When I entered pastoral ministry in 2010, I was eager to prove that funding church and community operations should happen through a tithing membership. I was adamant about the church not participating in “fundraisers” and reiterated consistently that even as a small congregation of fewer than 40 members, “By faith, everything we need is in the house.” While I still hold that tithing is a discipline of faith and encourage a tithing congregation, I have come to recognize that we must also embrace and maximize all streams of income, including private and government grants, structured in-house offering and investment structures, and outside donors whose passion in giving aligns with our mission.
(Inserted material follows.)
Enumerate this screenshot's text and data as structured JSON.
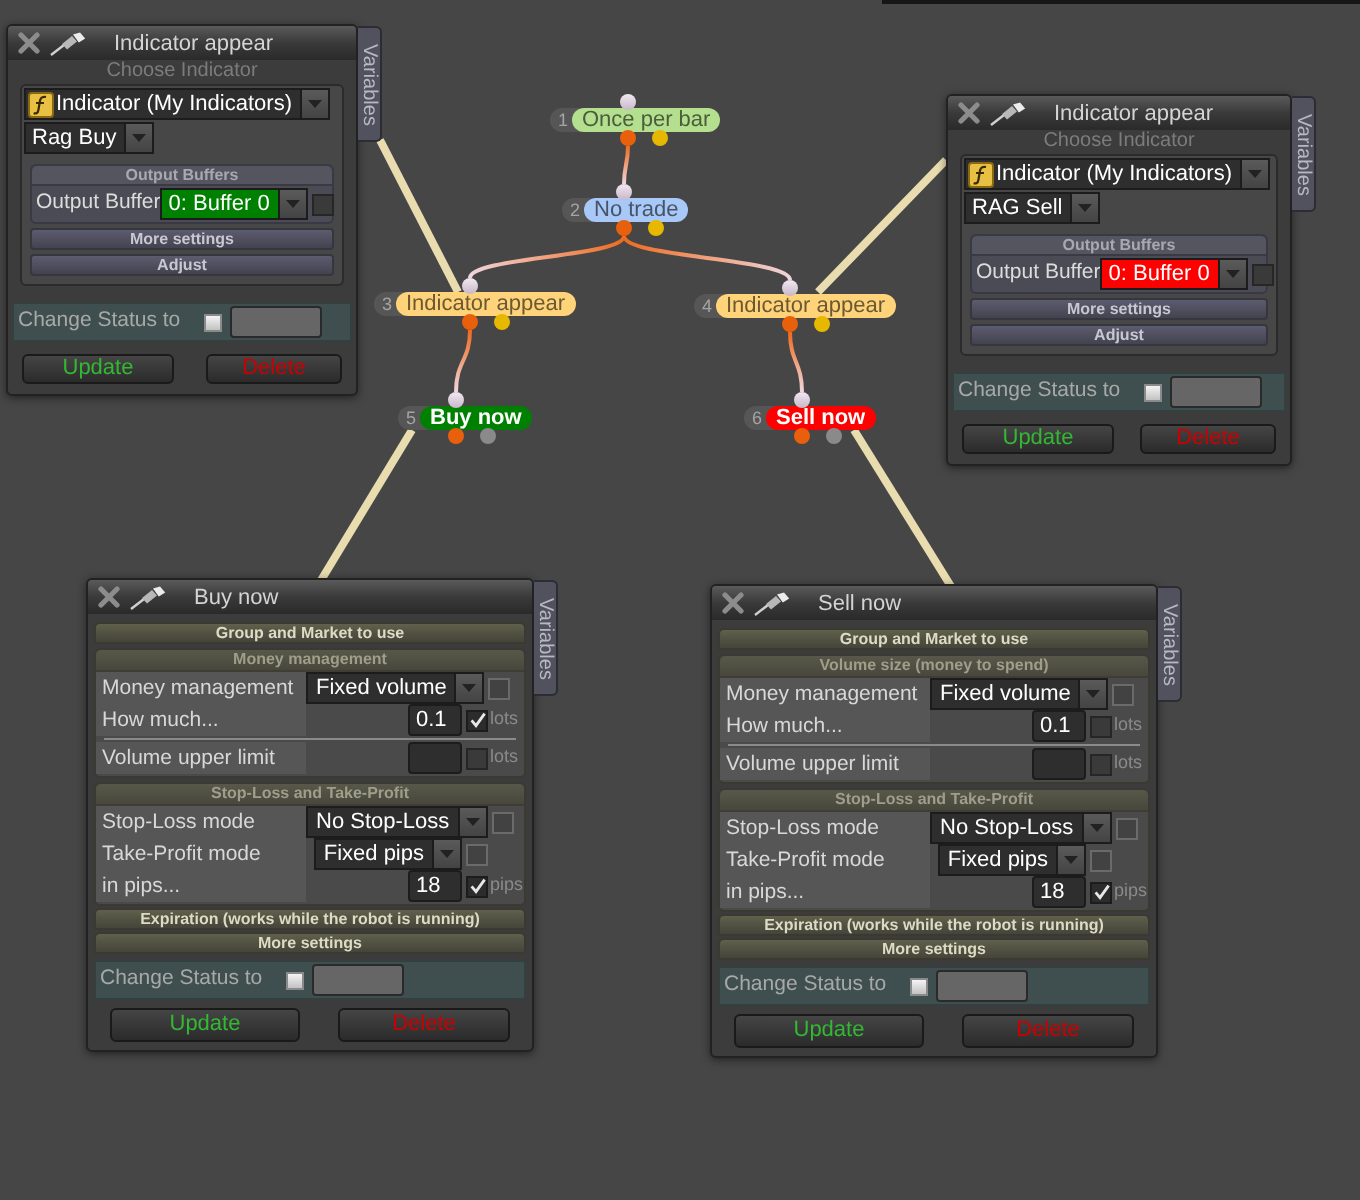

In order to access such streams we must adopt a new relationship with finance. That had to begin with me.
¹Belin, Rev. Roderick D. The Doctrine and Discipline of the African Methodist Episcopal Church – 2016: Bicentennial Edition. Libre Digital. Kindle Edition, 54.
Rev. Dr. Susan Buckson is the first woman to serve as pastor of Allen Temple A.M.E. Church in Atlanta, GA, appointed by Bishop Reginald T. Jackson in 2019. A graduate of The University of Maryland Eastern Shore, Coppin State College and The Interdenominational Theological Center, and Payne Theological Seminary, she participated in the Executive Certificate in Religious Fundraising in 2021.
Tipping, Tithing, or Taxing: Preaching Stewardship and Generosity
How can preaching do more than beg for money? This workshop will equip preachers to help their congregations experience financial generosity as an essential part of discipleship. Drawing on John Wesley’s teaching on “The Use of Money,” it will provide practical guidance on ways to engage their people in deeper conversations about the biblical understanding of money and generosity. Participants will receive current information on the impact of changes in the economy on financial generosity, as well as helpful feedback on their own sermons.
This event is open to all Christian religious leaders, regardless of denomination or geographic location. For the event to be most beneficial for you, it is helpful if you are the primary preacher in your current ministry setting.
The Sacred Exchange
Part of the Central Conference of American Rabbis Press Challenge and Change series, this anthology creates a rich and varied discussion about the ethics of money from the Jewish perspective. This book aims to start a comprehensive conversation about how Judaism can guide us in this multi-faceted relationship with money. One book review notes, “The book has an important role to play in the future of fundraising in the Jewish world. It should be discussed by all fundraising professionals and lay committees, whether a standing committee or an ad hoc group created to raise funds for a particular project or program.”
Insights, a bi-weekly e-newsletter, is a resource for the religious community and fundraisers of faith-based organizations that provides:
- Reflections on important developments in the field of faith and giving
- Recommended books, studies and articles
- Upcoming Lake Institute events